EXERCISE AIM:
Which lines below contain "Send"? Copy every one of them.

(Website and app data records)
+ + +
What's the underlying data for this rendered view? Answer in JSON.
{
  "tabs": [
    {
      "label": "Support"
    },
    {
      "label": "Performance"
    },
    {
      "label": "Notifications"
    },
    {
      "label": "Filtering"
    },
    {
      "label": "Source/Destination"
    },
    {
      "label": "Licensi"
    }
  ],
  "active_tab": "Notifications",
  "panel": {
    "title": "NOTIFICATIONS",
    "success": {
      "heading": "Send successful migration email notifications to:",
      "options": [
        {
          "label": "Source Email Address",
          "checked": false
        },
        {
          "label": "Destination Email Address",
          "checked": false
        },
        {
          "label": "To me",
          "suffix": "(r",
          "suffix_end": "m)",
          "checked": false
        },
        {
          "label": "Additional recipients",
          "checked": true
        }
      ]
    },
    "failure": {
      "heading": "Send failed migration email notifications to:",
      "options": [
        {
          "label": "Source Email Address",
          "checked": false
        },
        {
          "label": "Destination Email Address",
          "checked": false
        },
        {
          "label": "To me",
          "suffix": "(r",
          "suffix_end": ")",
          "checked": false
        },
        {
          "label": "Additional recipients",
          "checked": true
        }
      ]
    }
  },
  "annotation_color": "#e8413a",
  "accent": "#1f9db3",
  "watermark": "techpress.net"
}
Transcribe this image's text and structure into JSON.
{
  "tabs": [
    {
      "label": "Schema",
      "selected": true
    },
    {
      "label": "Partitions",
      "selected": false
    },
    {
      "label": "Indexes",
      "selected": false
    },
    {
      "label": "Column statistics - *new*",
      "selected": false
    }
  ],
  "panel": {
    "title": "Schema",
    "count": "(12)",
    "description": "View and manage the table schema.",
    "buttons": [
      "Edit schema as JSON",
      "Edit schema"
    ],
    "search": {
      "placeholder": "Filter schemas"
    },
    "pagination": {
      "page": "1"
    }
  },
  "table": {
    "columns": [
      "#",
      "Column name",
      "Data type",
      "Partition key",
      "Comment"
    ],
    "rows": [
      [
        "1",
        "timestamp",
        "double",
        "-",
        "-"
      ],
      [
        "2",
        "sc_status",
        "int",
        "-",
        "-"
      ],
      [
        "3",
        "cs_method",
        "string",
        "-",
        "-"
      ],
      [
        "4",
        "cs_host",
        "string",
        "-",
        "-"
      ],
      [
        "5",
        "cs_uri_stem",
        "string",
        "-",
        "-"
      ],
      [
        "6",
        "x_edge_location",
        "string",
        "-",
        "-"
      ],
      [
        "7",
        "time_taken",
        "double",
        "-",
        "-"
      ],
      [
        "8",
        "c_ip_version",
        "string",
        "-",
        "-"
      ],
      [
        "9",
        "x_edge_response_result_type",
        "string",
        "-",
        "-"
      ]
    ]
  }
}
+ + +
RESULT:
      "heading": "Send successful migration email notifications to:",
      "heading": "Send failed migration email notifications to:",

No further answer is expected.